Data records
────────
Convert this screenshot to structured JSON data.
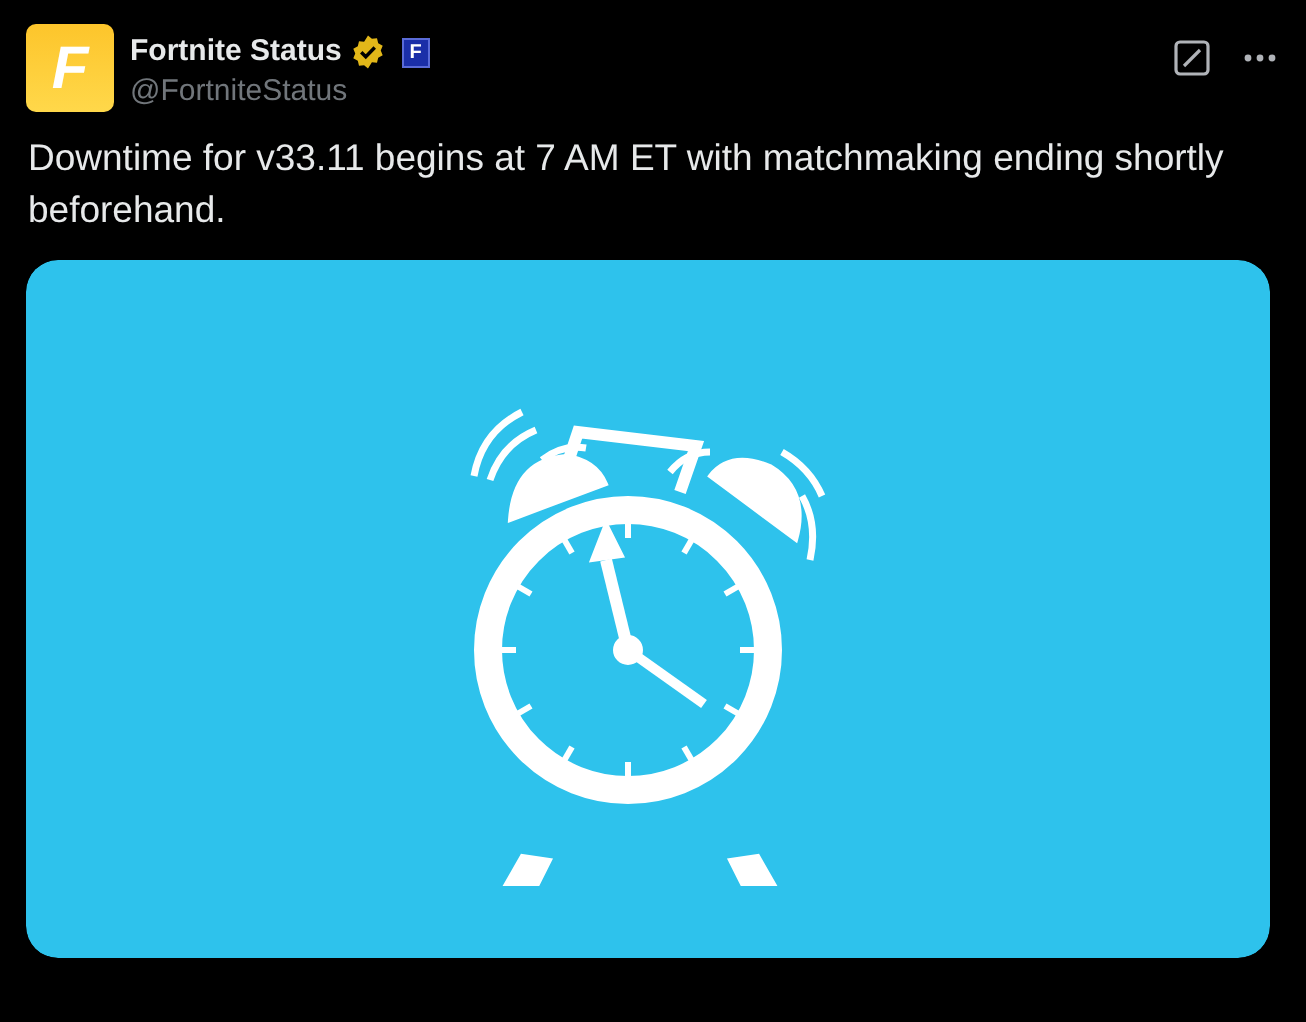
{
  "author": {
    "avatar_letter": "F",
    "name": "Fortnite Status",
    "verified": true,
    "affiliate_letter": "F",
    "handle": "@FortniteStatus"
  },
  "actions": [
    {
      "kind": "grok"
    },
    {
      "kind": "more"
    }
  ],
  "text": "Downtime for v33.11 begins at 7 AM ET with matchmaking ending shortly beforehand.",
  "media": {
    "kind": "illustration"
  }
}
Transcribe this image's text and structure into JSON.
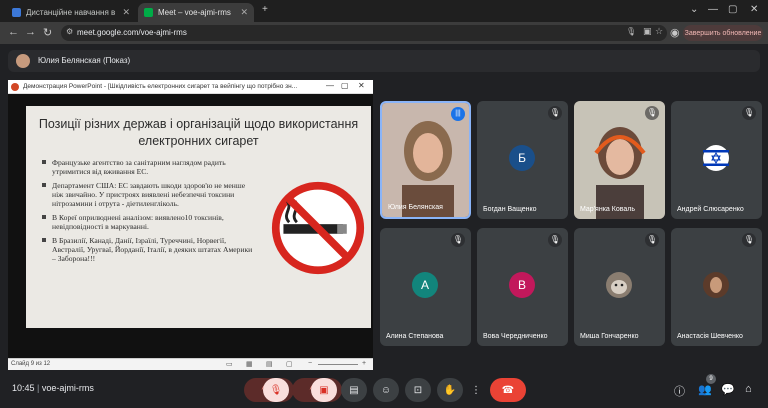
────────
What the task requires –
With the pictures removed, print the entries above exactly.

Your solution –
Convert this screenshot to structured JSON data.
{
  "author": {
    "avatar_letter": "F",
    "name": "Fortnite Status",
    "verified": true,
    "affiliate_letter": "F",
    "handle": "@FortniteStatus"
  },
  "actions": [
    {
      "kind": "grok"
    },
    {
      "kind": "more"
    }
  ],
  "text": "Downtime for v33.11 begins at 7 AM ET with matchmaking ending shortly beforehand.",
  "media": {
    "kind": "illustration"
  }
}
Transcribe this image's text and structure into JSON.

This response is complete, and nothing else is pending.